Complex cases — which typically involve multiple claims, criminal conduct or financial offenses — are handled by full-time OAE staff investigators.
Actual completion times vary, depending on how cooperative the respondent is and how difficult it is to obtain and analyze documents such as bank records, Centinaro says.
Before the investigation begins, the grievance is examined and, if viable claims are found, the matter is docketed — a process that's usually done within a few weeks, Centinaro says.
After the investigation, the matter may be dismissed, or the attorney could be referred to a diversionary program or formally charged in a complaint.
Officials aim to have complaints heard within six months, before one of the 18 district ethics committees if it's a standard case or before a special ethics master if it's complex.
The decisions then are reviewed by the Disciplinary Review Board, and final discipline is determined by the Supreme Court.
Bar Keeps on Growing
Grievances, complaints and sanctions fluctuate over time, but one metric has remained constant: perennial growth in attorney population, which has persisted right through the recession and economically stagnant years.
The 91,387 lawyers registered by year's end was 1.9 percent more than in 2011 (89,673). That's up 11.7 percent from five years ago (81,684), 15.5 percent from a decade ago (79,145) and 138 percent from 25 years ago (38,408).
Growth has been steady but less dramatic than the decades following 1970. That year, there were 11,408 lawyers; by 1990, that number had nearly quadrupled to 43,775.
According to the OAE, 2005 marked the only attorney population decrease in state history — to 77,434 from 81,617, a 5.1 percent decrease.
But not only was it anomalous, it was to be expected: that's the year the Supreme Court for the first time invoked Rule 1:28-2(c), which had been adopted the prior year and provided for license revocation for attorneys who have been ineligible to practice for seven consecutive years because of nonpayment of annual registration fees. In total, the court yanked 5,999 licenses.
Lawyer population, as in prior years, well outpaced general population growth. New Jersey's population of 8.865 million for 2012 is not quite a .5 percent increase over 2011 (8.821 million).
As a result, the layperson-to-lawyer ratio once again contracted, for the eighth year running.
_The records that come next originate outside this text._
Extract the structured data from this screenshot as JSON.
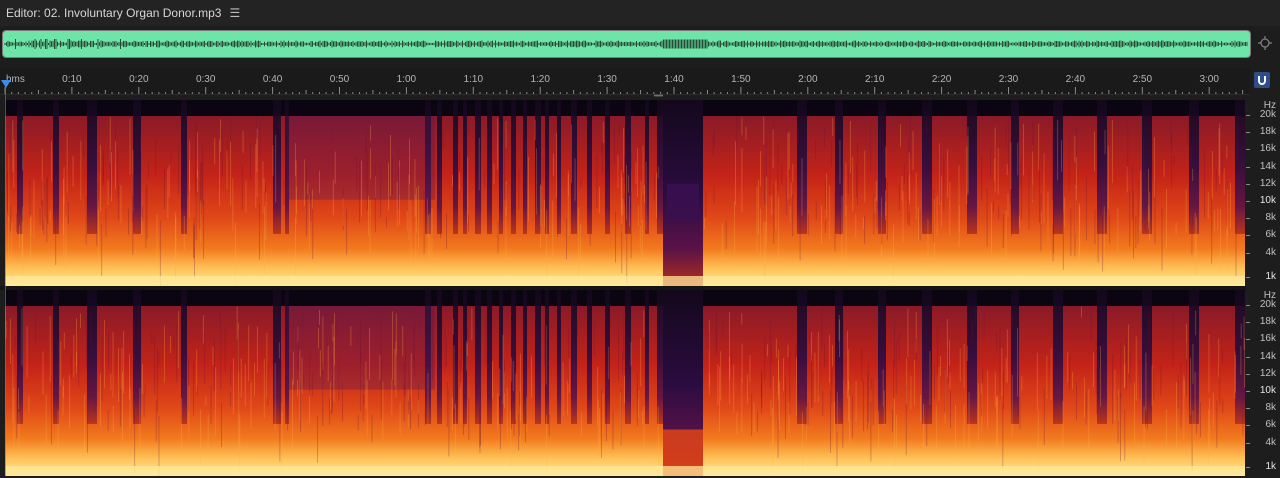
{
  "editor": {
    "title": "Editor: 02. Involuntary Organ Donor.mp3",
    "menu_icon": "hamburger-menu-icon"
  },
  "overview": {
    "waveform_color": "#6ee4a8",
    "zoom_icon": "zoom-to-fit-icon"
  },
  "ruler": {
    "unit_label": "hms",
    "ticks": [
      "0:10",
      "0:20",
      "0:30",
      "0:40",
      "0:50",
      "1:00",
      "1:10",
      "1:20",
      "1:30",
      "1:40",
      "1:50",
      "2:00",
      "2:10",
      "2:20",
      "2:30",
      "2:40",
      "2:50",
      "3:00"
    ],
    "snap_icon": "magnet-snap-icon"
  },
  "frequency_scale": {
    "unit": "Hz",
    "labels": [
      "20k",
      "18k",
      "16k",
      "14k",
      "12k",
      "10k",
      "8k",
      "6k",
      "4k",
      "1k"
    ]
  },
  "spectrogram": {
    "colors": {
      "background": "#0a0510",
      "low": "#3a1050",
      "mid": "#c01d1d",
      "high": "#f06a18",
      "peak": "#ffe89a"
    },
    "channels": [
      "left",
      "right"
    ]
  }
}
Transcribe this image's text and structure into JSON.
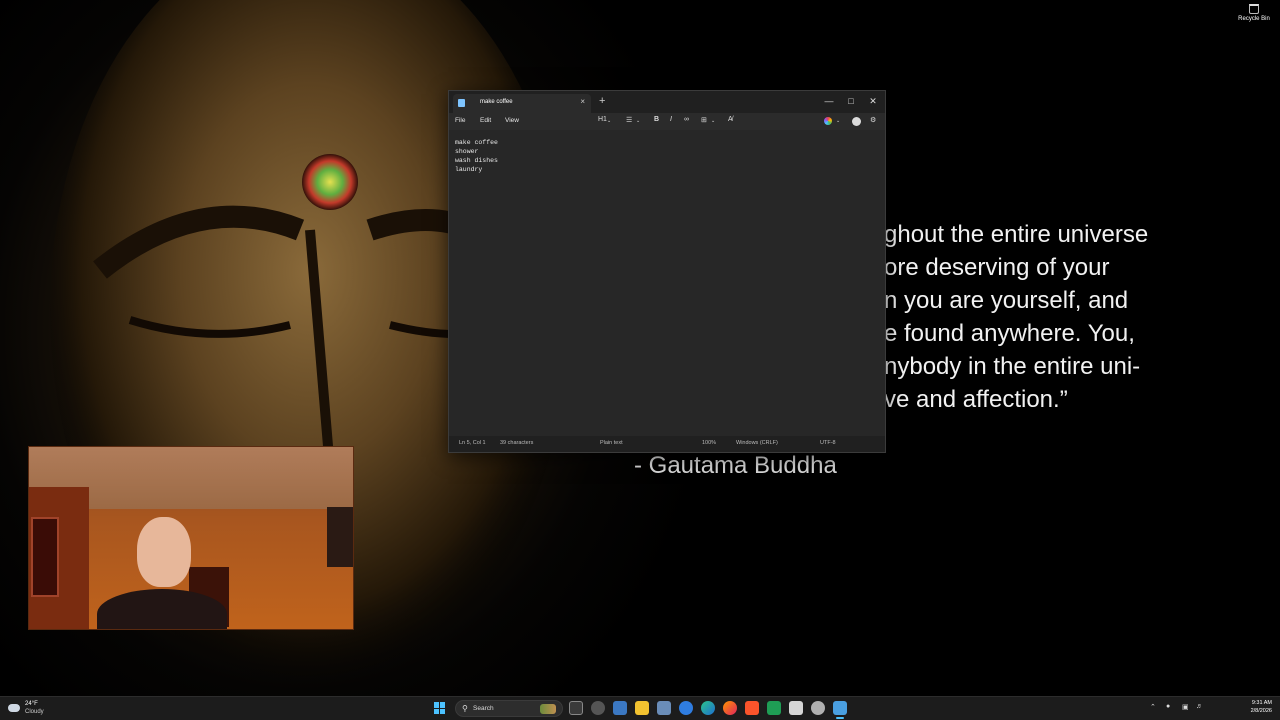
{
  "desktop": {
    "recycle_bin_label": "Recycle Bin",
    "quote_lines": [
      "ghout the entire universe",
      "ore deserving of your",
      "n you are yourself, and",
      "e found anywhere. You,",
      "nybody in the entire uni-",
      "ve and affection.”"
    ],
    "quote_author": "- Gautama Buddha"
  },
  "notepad": {
    "tab_title": "make coffee",
    "tab_close": "×",
    "new_tab": "+",
    "window_controls": {
      "minimize": "—",
      "maximize": "□",
      "close": "✕"
    },
    "menu": [
      "File",
      "Edit",
      "View"
    ],
    "toolbar": {
      "heading": "H1",
      "list": "☰",
      "bold": "B",
      "italic": "I",
      "link": "∞",
      "table": "⊞",
      "clear": "A̸"
    },
    "content_lines": [
      "make coffee",
      "shower",
      "wash dishes",
      "laundry"
    ],
    "status": {
      "position": "Ln 5, Col 1",
      "characters": "39 characters",
      "format": "Plain text",
      "zoom": "100%",
      "line_endings": "Windows (CRLF)",
      "encoding": "UTF-8"
    }
  },
  "taskbar": {
    "weather_temp": "24°F",
    "weather_condition": "Cloudy",
    "search_label": "Search",
    "clock_time": "9:31 AM",
    "clock_date": "2/8/2026",
    "accent_color": "#4cc2ff"
  }
}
At year's end, there was one lawyer for every 97 residents, compared with 98:1 in 2001, 100:1 in 2010, 102:1 in 2009, 104:1 in 2008, 106:1 in 2007, 109:1 in 2006 and 113:1 in 2005.
The decades-long trend could be coming to an end, though, according to Centinaro.
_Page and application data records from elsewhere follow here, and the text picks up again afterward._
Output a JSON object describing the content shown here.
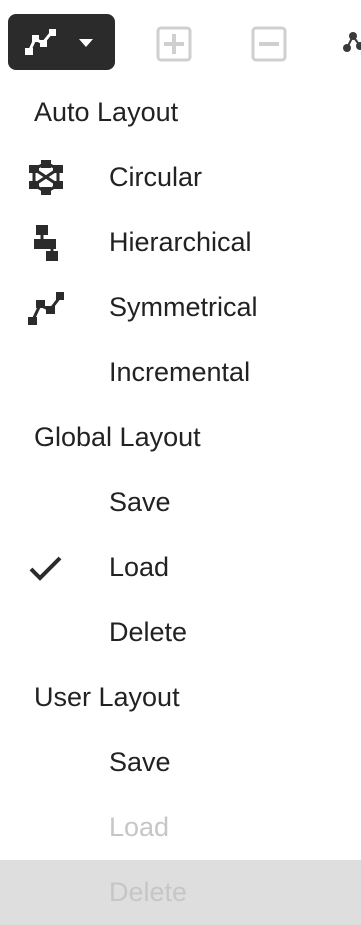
{
  "toolbar": {
    "layout_button_icon": "symmetrical-layout-icon",
    "expand_icon": "expand-icon",
    "collapse_icon": "collapse-icon",
    "more_icon": "network-icon"
  },
  "menu": {
    "auto_layout": {
      "header": "Auto Layout",
      "items": [
        {
          "label": "Circular",
          "icon": "circular-layout-icon"
        },
        {
          "label": "Hierarchical",
          "icon": "hierarchical-layout-icon"
        },
        {
          "label": "Symmetrical",
          "icon": "symmetrical-layout-icon"
        },
        {
          "label": "Incremental",
          "icon": ""
        }
      ]
    },
    "global_layout": {
      "header": "Global Layout",
      "items": [
        {
          "label": "Save"
        },
        {
          "label": "Load",
          "icon": "checkmark-icon"
        },
        {
          "label": "Delete"
        }
      ]
    },
    "user_layout": {
      "header": "User Layout",
      "items": [
        {
          "label": "Save"
        },
        {
          "label": "Load",
          "state": "disabled"
        },
        {
          "label": "Delete",
          "state": "disabled-highlighted"
        }
      ]
    }
  },
  "colors": {
    "button_bg": "#2b2b2b",
    "text": "#222222",
    "disabled_text": "#c6c6c6",
    "highlight_bg": "#dedede"
  }
}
"In a few years, you will see a decrease in the number of attorneys because finally enrollment in law schools" has declined, he says.